Kathleen T (Dunedin, FL)

Juvenile onset. Too many flares to count, and my PRP IS flares. They vary in severity, duration, and triggering factors. Sometimes no trigger. They are worsening as I age and getting closer together, more severe, and covering more area of my body. Even when I’m not “flaring” I still have affected areas, they never go away completely, they just aren’t as bad. I’m lucky because I’m not covered completely, just arms and hips and a few other small areas.

Ginny M (Lexington, SC)

I believe one of the best things ever for juvenile prp patients is a good therapist! My kids love going….unfortunately we end up sharing the extended family drama and never really discuss our illness, anymore.

Brenda M (Kent, England)

I have experienced a FLARE – the only one I’ve had – began in July 2015 due to an injury but I was also on long term antibiotics at the time. Not as severe as initial outbreak, it has receded now to just being on my lower legs. The area that received the injury is taking much longer to recover and is not acting in the same way as the rest. Overall mental wellness – confidence knocked and increased concern over longer term i.e. will this turn into something more sinister etc…
Diego Torres Trenchs (Barcelona, Spain)
It’s funny because It’s true. I’m from Spain, living in Barcelona, I’m 41, I have had  PRP since 8, 20 years with acitretin, 25mg/day. I was almost clean once, but my palms, soles and nails never were completely clean. I have PRP type V, flares always came after a stress period, I remember, but in summer, if I can spend time in having sun in the beach, my skin looks great, I look great.

Bill M (Plano, TX)

Considering the fact that everyone has their own version of PRP (duration, intensity, what works and what doesn’t, you will always be in the learning mode with your son. But there are over 100 parents in the PRP Facebook Support Group. You are definitely not in this alone.

Claire G (Phoenix, Arizona)

I have been in remission for nearly a year, after having PRP for just over a year. I have yet to experience any kind of flare and sincerely hope it stays that way! However, I’m fearful of it returning, particularly as I was never really able to pinpoint what caused it.

Deborah B (Deep Gap, NC)

I have had PRP for 1year and eight months. It is still over my whole body . I had flare ups every three weeks, like clockwork,and they lasted from 3-5 days. When I hit around 1.5 years with the disease, the flare ups lasted less time- 1-3 days. Stress, not resting when I feel tired (pushing myself, usually in social settings), and showers are what triggers flare ups now. The impact a flare up has in my mental wellness is a shut down.

John J 

There is definitely a cycle. I turn real red. Very hot feeling. My body pulsates. A burning sensation. Then im ready to come out of my cocoon. Skin is sensative. Itching like mad. I will lightin like switched off. Then in few days a few showers it starts over. II will lose skin from head to toes.

Laura B (St. Cloud, MN) 

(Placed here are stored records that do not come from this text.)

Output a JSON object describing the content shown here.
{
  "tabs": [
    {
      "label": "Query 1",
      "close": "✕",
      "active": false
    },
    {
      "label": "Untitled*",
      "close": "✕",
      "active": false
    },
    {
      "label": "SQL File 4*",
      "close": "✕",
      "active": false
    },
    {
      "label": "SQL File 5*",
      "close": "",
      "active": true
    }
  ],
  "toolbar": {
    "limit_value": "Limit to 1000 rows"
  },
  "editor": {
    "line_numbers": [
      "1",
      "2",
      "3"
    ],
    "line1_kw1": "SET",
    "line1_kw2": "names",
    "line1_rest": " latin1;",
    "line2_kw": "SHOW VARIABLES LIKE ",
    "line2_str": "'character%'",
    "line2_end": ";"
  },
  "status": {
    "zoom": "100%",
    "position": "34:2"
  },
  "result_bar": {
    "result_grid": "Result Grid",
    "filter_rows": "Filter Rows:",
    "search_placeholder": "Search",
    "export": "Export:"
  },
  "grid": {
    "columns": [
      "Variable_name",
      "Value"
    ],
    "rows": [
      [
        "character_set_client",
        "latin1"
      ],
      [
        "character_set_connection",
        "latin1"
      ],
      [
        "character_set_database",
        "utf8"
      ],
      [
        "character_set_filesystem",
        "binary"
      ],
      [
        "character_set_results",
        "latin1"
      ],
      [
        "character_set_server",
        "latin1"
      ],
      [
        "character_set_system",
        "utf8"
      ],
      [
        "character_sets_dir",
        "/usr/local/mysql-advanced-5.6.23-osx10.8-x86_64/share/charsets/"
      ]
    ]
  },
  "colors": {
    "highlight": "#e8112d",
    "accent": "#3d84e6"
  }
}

I experienced 1 extreme flare in June of 2014, which took me out of my nearly 2 year remission… It spread quickly all over my entire body, and burned/itched beyond anything I had ever experienced… No matter what I did, I could not keep my feet and hands from cracking open in several places each day… It felt like each hour brought a new obstacle to overcome, and it weighed heavily on me. I felt like I was failing my kids and my husband by being so immobile throughout the day… I would push my body to the point of tears, to try to keep going.

That flare-up lasted with intensity for about 6 weeks… Then slowly came back to “normal” PRP symptoms, which I am still dealing with, nearly 2 years later. My new normal. It is MUCH better than it was, and I’m grateful.

The flare-up occurred about 24 hours after getting a barrage of mosquito bites while being outside on a summer evening in Minnesota…I am adult-onset, Type II.

Christine G (Zurich, Switzerland)

Molly had her PRP outbreak after two treatments with antibiotics short after each other. Since now she has had 5 flairs: two after treatments with antibiotics (the first: full bloom over night!, the second less bad and only short in time), 2 flairs after lack of sunlight (winter season) and 1 after the reduction of the medication..